Think about this what if the kid went out there and threw up 13 airballs would it still been inspirational or would everyone being upset for embarrassing him like a circus freak?

Rochester Native

— added by Anonymous on Monday, March 6, 2006 at 7:11 am

Just a few comments. As far as it being poor sportsmanship, the coach let the opposing coach know he might play him. If Spencerport’s coach had any reservations on him dressing the team manager, he would have reconsidered.

As far as taking 13 shots, I doubt it’s easy to tell him to take it easy during his opportunity. The team clearly fed him the ball when you watch the video. After badly missing his first shot (and the following two-point attempt), it’s pretty amazing he did what he did.

There were some unique circumstances. Athena played a struggling team that was out of the game. His players, being great teammates, were trying to give him every opportunity possible. But, I don’t think it really matters, and it’s never easy to hit shots from there.

On the whole, I see no reason to spin this into a negative. Johnson is a class act, he told his opponent about his plans, and this kid sunk shots at a rate NBA guys would struggle trying to match. J-Mac seems to be loving the publicity. He had 80 kids around him looking for autographs at the pro game he appeared at Sunday. He’s done a great job with the media. Many are grateful for the boost its given to autism awareness.

Oh, and, if he missed, I’m sure the tape wouldn’t have made its way around. There were no local crews at the game. I also am pretty sure he would have shot less, and they would have looked for a layup opportunity. But, what’s the point? Do you not give him the chance in case he misses? Regardless, that’s not how it worked, and it’s a great story that will soon make a wonderful movie. He seems like a great kid that’s worthy of this attention and then some.

— added by Anonymous on Tuesday, March 7, 2006 at 2:31 pm

Dear Readers –
You are all welcome to post diverse opinions here, but if they attack someone else viscerally, I will remove them.
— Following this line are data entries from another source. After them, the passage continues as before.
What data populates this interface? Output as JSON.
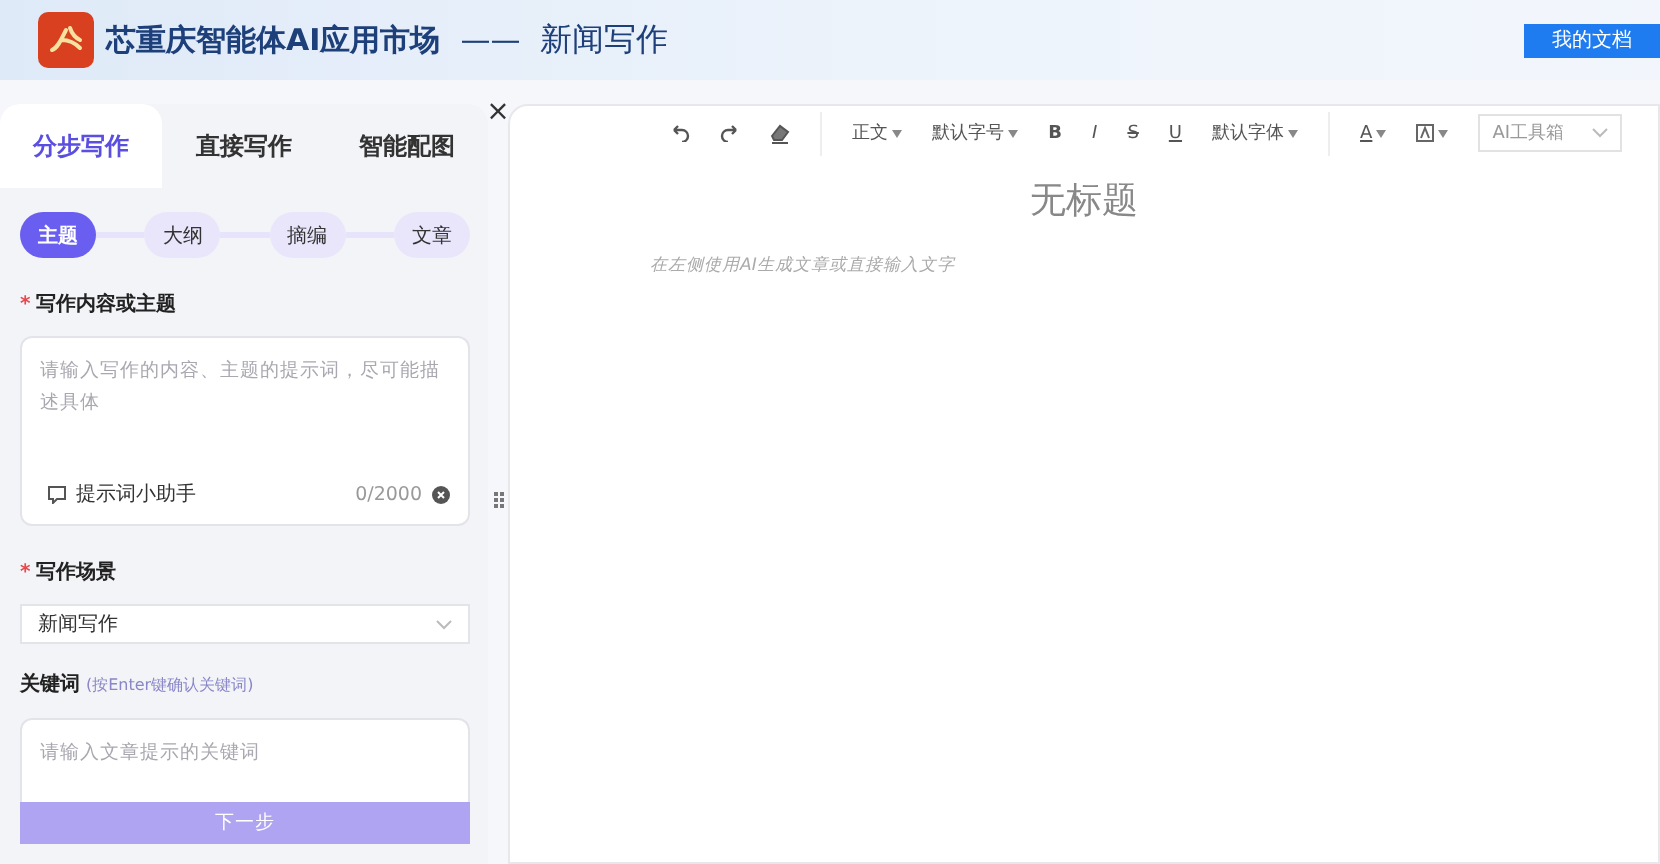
{
  "header": {
    "brand": "芯重庆智能体AI应用市场",
    "separator": "——",
    "page_title": "新闻写作",
    "docs_button": "我的文档"
  },
  "left_panel": {
    "tabs": [
      {
        "label": "分步写作",
        "selected": true
      },
      {
        "label": "直接写作",
        "selected": false
      },
      {
        "label": "智能配图",
        "selected": false
      }
    ],
    "steps": [
      {
        "label": "主题",
        "selected": true
      },
      {
        "label": "大纲",
        "selected": false
      },
      {
        "label": "摘编",
        "selected": false
      },
      {
        "label": "文章",
        "selected": false
      }
    ],
    "topic": {
      "label": "写作内容或主题",
      "required_mark": "*",
      "placeholder": "请输入写作的内容、主题的提示词，尽可能描述具体",
      "helper": "提示词小助手",
      "counter": "0/2000"
    },
    "scene": {
      "label": "写作场景",
      "required_mark": "*",
      "value": "新闻写作"
    },
    "keywords": {
      "label": "关键词",
      "hint": "(按Enter键确认关键词)",
      "placeholder": "请输入文章提示的关键词"
    },
    "next_button": "下一步"
  },
  "close": "×",
  "editor": {
    "toolbar": [
      {
        "kind": "undo"
      },
      {
        "kind": "redo"
      },
      {
        "kind": "eraser"
      },
      {
        "kind": "divider"
      },
      {
        "kind": "dropdown",
        "label": "正文"
      },
      {
        "kind": "dropdown",
        "label": "默认字号"
      },
      {
        "kind": "bold",
        "label": "B"
      },
      {
        "kind": "italic",
        "label": "I"
      },
      {
        "kind": "strike",
        "label": "S"
      },
      {
        "kind": "underline",
        "label": "U"
      },
      {
        "kind": "dropdown",
        "label": "默认字体"
      },
      {
        "kind": "divider"
      },
      {
        "kind": "color",
        "label": "A"
      },
      {
        "kind": "highlight"
      },
      {
        "kind": "select",
        "label": "AI工具箱"
      }
    ],
    "title": "无标题",
    "placeholder": "在左侧使用AI生成文章或直接输入文字"
  }
}
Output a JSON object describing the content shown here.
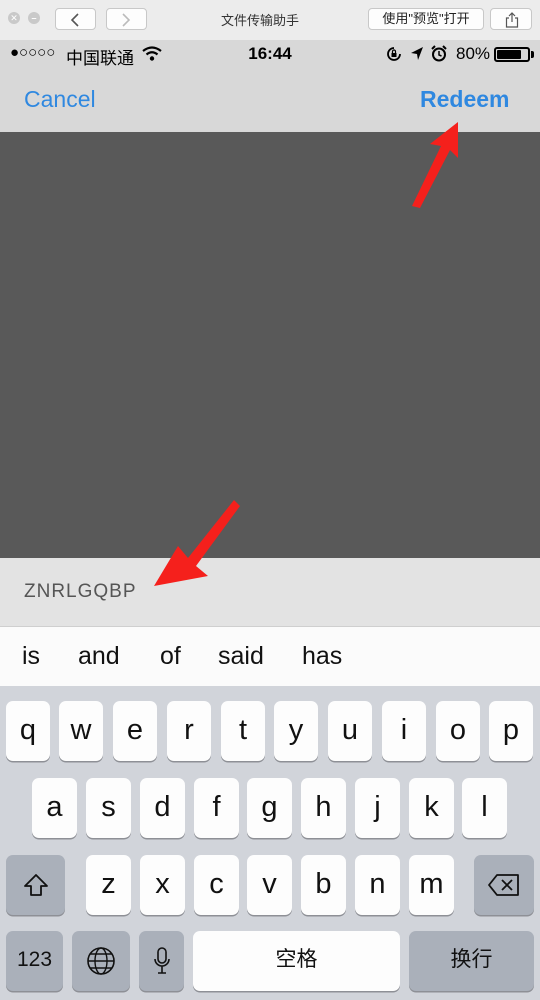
{
  "window": {
    "title": "文件传输助手",
    "open_with_preview": "使用\"预览\"打开"
  },
  "status_bar": {
    "signal": "●○○○○",
    "carrier": "中国联通",
    "time": "16:44",
    "battery_percent": "80%",
    "battery_level": 0.8
  },
  "nav": {
    "cancel": "Cancel",
    "redeem": "Redeem"
  },
  "code_field": {
    "value": "ZNRLGQBP"
  },
  "suggestions": [
    "is",
    "and",
    "of",
    "said",
    "has"
  ],
  "keyboard": {
    "row1": [
      "q",
      "w",
      "e",
      "r",
      "t",
      "y",
      "u",
      "i",
      "o",
      "p"
    ],
    "row2": [
      "a",
      "s",
      "d",
      "f",
      "g",
      "h",
      "j",
      "k",
      "l"
    ],
    "row3": [
      "z",
      "x",
      "c",
      "v",
      "b",
      "n",
      "m"
    ],
    "numbers_key": "123",
    "space": "空格",
    "return": "换行"
  },
  "colors": {
    "accent": "#2f88e0",
    "arrow": "#f5201c",
    "camera_bg": "#595959"
  },
  "icons": [
    "close-icon",
    "minimize-icon",
    "chevron-left-icon",
    "chevron-right-icon",
    "share-icon",
    "wifi-icon",
    "rotation-lock-icon",
    "location-icon",
    "alarm-icon",
    "battery-icon",
    "shift-icon",
    "delete-icon",
    "globe-icon",
    "microphone-icon",
    "arrow-icon"
  ]
}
I never mind a good debate, but debate is about making skilled arguments, not slinging mud. I do not believe in censorship, but I do believe in civility.

— added by Susan Senator on Saturday, March 11, 2006 at 11:16 am

I agree with Pete. And I can speak from both sides. I have a 10 year old son, Joshua, diagnosed with autism….who is obsessed with basketball and can shoot a basketball and make it every time, without even looking. When you love and practice enough at something, you become good at it, as I feel sure is the case with Jason. You can analyze statistics all you want, but our kids tend to latch onto something and become extraordinary at it, whether it is a sport or tearing apart a radio and putting it together again. With Joshua, he will never be able to “play the game” because of all the strategy and confusion the game takes on. As for Coach Johnson, good for him. He gave a great gift to Jason and his family. As for you, Ken, maybe God will bless you with a child with a disability one day, and you can be as thankful as the rest of us for any opportunity that he or she does not get on a normal day because of ignorances of our society. And even if Jason would not made all of those shots….I can guarantee you that the thrill of being able to play would have made his year, media hype or not. It’s funny that even a losing team such as the opposing team, saw the joy in these moments, even when others are unable to.

— added by Angie on Sunday, March 19, 2006 at 3:35 pm

there is nothing divine, godly, or unexplainable about this. sure, he did something really good, but he IS NOT as autistic as they make him out to be. He leads a very normal life and has very normal friends, but his learning abilities are slightly below average. i know kids who ARENT autistic who are idiots compared to him.

— added by Anonymous on Tuesday, May 9, 2006 at 9:31 pm